Hamilton County is planning to put more money behind influencing legislative efforts in Nashville.
The county's 2016 proposed budget includes a $40,000 increase in pay for the county's lobbyist, Will Denami. The bump would bring his salary up to $60,000 annually.
County Mayor Jim Coppinger said it's not a raise; instead, the county will just be contracting Denami for a longer period of time.
The county historically has paid its lobbyist only while the General Assembly was in session. But now Denami will work between sessions.
"Per month, we are not paying him any more. We are just using him for more months," Coppinger said. "As large as we are, we have to have somebody up there every day."
The county's biggest and most recent lobbying effort aims to gain it a larger share of sales tax revenue collected in municipalities.
Local lawmakers in May said they were mulling a plan that would allow the county to keep more of the sales taxes collected in cities that don't run their own city-run school systems.
Chattanooga gets more than $50 million of its $217 million annual budget from sales tax.
A small slice of the 7 percent statewide sales tax — 4.6 percent of 5.5 percent — is divided among municipalities based on their populations. Larger cities get more than small ones, but counties get none. Chattanooga got $11.9 million in 2014.
Revenue from the 2.25 percent local option tax gets split evenly between counties and municipalities. But municipalities without schools can use that money with no restrictions. Counties must put their half toward education.
The county and Chattanooga made $39.7 million each in 2014 from the local option tax generated in the city.
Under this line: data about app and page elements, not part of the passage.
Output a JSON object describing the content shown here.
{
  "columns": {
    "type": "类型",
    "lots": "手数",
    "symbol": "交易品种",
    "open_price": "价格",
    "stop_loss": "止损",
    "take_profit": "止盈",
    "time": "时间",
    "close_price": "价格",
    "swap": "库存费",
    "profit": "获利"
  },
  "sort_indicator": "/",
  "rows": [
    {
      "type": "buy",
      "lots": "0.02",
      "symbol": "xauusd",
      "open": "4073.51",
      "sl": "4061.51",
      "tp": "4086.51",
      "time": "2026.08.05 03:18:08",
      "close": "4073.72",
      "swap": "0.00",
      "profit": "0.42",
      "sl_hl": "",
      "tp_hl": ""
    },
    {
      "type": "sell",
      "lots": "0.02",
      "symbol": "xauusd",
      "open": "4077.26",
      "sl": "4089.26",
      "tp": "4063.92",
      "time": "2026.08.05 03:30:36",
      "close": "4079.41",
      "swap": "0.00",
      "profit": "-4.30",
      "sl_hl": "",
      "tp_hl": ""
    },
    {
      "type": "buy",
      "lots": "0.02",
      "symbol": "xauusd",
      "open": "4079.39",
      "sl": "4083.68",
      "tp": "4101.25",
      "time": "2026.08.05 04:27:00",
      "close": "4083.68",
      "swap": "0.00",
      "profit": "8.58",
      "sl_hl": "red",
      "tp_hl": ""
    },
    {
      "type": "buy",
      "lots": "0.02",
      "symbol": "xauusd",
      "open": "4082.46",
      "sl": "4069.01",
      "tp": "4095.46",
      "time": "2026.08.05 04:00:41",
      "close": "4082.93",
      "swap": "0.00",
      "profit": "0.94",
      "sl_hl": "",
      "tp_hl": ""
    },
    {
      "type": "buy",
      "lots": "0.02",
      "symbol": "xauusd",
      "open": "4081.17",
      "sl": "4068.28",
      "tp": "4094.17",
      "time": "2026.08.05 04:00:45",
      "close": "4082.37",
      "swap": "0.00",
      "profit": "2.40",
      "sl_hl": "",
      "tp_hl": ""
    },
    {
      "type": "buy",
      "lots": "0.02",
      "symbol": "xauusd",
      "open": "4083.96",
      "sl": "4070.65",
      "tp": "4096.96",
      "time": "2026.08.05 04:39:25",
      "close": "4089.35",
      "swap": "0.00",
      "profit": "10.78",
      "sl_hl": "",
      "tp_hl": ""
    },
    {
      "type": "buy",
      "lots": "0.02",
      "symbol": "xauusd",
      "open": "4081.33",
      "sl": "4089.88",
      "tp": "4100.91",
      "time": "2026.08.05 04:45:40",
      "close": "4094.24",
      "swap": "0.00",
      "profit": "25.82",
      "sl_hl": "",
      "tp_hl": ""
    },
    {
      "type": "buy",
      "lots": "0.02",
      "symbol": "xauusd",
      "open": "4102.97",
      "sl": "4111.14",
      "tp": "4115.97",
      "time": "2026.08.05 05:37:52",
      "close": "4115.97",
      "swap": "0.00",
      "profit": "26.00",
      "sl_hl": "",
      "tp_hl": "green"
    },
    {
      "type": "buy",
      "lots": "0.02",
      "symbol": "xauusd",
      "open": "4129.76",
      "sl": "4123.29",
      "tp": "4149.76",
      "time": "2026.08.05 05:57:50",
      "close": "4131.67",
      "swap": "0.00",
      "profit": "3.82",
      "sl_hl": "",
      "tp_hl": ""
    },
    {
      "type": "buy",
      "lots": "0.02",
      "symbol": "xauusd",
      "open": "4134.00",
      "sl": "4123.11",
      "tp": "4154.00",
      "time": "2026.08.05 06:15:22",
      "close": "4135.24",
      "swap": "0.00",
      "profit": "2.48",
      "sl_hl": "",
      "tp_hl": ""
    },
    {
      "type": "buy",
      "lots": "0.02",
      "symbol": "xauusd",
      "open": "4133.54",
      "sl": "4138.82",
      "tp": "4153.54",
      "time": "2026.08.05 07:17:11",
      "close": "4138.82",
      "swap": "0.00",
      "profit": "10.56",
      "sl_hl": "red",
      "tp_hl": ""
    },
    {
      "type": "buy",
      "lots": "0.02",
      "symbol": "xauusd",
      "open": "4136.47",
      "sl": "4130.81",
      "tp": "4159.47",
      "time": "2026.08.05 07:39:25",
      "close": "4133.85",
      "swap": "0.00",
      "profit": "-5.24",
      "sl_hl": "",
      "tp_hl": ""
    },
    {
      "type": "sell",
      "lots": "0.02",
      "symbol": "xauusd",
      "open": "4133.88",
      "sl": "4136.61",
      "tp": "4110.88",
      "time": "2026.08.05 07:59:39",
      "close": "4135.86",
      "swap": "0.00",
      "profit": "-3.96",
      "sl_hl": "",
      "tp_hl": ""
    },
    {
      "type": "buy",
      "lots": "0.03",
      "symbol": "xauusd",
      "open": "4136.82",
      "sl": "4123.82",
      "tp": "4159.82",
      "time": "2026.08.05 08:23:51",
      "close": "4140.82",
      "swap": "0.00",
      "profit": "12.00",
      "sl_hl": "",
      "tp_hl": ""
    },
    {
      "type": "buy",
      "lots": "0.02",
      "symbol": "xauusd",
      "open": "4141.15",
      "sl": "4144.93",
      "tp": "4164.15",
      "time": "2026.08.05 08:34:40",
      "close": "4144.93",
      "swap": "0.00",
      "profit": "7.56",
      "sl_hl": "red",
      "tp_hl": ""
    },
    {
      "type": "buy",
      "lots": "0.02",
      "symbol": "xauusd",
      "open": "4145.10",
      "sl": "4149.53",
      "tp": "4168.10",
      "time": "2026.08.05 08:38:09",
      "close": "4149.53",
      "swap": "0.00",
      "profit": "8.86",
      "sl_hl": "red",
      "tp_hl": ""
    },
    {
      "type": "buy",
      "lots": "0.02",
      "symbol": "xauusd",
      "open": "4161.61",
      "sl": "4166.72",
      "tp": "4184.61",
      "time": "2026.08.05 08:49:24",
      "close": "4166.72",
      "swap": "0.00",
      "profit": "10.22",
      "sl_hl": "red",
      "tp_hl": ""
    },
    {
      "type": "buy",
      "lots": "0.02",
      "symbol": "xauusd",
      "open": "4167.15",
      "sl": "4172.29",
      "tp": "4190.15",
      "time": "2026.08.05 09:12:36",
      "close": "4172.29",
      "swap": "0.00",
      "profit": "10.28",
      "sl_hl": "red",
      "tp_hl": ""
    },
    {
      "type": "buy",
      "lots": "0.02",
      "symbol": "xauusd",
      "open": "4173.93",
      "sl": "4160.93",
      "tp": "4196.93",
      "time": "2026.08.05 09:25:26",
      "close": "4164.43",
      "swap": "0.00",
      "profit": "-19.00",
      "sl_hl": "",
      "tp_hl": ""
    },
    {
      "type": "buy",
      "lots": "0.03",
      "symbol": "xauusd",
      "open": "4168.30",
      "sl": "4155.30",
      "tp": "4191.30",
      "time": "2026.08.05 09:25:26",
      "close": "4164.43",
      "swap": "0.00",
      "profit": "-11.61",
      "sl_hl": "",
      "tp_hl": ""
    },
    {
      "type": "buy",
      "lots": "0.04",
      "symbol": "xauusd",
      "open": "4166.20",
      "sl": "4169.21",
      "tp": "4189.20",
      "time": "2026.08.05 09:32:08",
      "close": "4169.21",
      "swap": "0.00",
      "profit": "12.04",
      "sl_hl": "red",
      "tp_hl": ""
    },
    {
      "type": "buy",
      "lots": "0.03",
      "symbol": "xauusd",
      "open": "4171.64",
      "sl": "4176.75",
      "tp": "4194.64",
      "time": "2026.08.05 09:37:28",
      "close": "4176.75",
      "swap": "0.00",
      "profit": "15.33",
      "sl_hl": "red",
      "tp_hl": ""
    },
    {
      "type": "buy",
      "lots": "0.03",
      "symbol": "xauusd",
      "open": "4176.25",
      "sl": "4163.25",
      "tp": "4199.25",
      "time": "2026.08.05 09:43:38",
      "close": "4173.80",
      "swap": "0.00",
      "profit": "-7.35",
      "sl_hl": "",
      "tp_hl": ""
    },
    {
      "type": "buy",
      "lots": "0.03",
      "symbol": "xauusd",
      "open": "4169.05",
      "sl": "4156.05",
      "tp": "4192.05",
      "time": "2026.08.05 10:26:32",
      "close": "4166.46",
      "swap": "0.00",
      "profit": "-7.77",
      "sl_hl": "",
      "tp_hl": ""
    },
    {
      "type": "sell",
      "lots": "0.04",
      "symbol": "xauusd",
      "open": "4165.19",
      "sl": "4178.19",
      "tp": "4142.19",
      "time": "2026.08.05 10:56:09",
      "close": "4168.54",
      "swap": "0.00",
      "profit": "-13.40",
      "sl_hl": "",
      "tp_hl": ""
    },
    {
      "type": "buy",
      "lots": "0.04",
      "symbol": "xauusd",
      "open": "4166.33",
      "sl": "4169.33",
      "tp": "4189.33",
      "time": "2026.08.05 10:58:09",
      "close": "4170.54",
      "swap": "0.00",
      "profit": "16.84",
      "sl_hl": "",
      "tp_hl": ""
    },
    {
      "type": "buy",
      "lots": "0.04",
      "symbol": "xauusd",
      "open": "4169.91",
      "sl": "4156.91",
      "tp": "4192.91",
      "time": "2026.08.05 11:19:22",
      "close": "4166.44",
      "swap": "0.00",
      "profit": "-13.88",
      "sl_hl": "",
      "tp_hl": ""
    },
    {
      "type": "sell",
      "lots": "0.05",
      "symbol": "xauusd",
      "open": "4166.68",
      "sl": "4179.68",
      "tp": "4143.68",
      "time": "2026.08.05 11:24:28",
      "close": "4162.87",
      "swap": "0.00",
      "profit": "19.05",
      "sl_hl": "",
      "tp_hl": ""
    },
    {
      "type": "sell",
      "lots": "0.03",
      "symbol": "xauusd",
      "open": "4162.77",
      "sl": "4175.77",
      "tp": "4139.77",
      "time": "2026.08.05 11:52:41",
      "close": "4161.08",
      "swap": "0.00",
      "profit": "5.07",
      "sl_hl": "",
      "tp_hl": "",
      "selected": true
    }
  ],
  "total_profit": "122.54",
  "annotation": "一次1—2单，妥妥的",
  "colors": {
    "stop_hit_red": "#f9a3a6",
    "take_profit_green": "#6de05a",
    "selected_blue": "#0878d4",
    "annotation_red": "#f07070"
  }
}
Meanwhile, the county collected about $6 million in stores outside of cities, and half went to schools, leaving $3 million for the general fund.
State Sen. Bo Watson said last month there was nothing in writing yet and described the proposed legislation as more of a concept.
Denami will work on getting legislation to that effect written and passed, but Coppinger said Thursday that wasn't his only job. Denami also looks out for other bills that could harm the county.
"I wouldn't send him up there to just work on one item. If he makes us aware of any one bill that could have an adverse impact, he pays his salary," Coppinger said.
Chattanooga spokeswoman Marissa Bell said Friday sales taxes have been divided evenly for years. And the city wants it to stay that way.
"We hope that the Legislature would take a cautious and inclusive approach when approaching this issue, which could have a substantial impact on the services Chattanooga residents receive," Bell said.
On Thursday, Gov. Bill Haslam told Times Free Press reporters and editors he wasn't sure how the legislation would work statewide. Some cities, such as Knoxville where Haslam was once mayor, already give the county a larger share of sales tax as compensation for operating schools and jails.
"We'll just have to see what legislators do," Haslam said.
Earlier in the week, Haslam urged local leaders to do more than lobby to influence lawmakers. On Thursday he said lawmakers are getting information from more sources than just lobbyists now, and local officials will have a better shot at influencing them in face-to-face meetings.
"People are just as likely to be influenced by a comment on their Facebook page nowadays than by a lobbyist," Haslam said. "The world is changing."
Contact staff writer Louie Brogdon at lbrog firstname.lastname@example.org, @glbrogdoniv on Twitter or at 423-757-6481.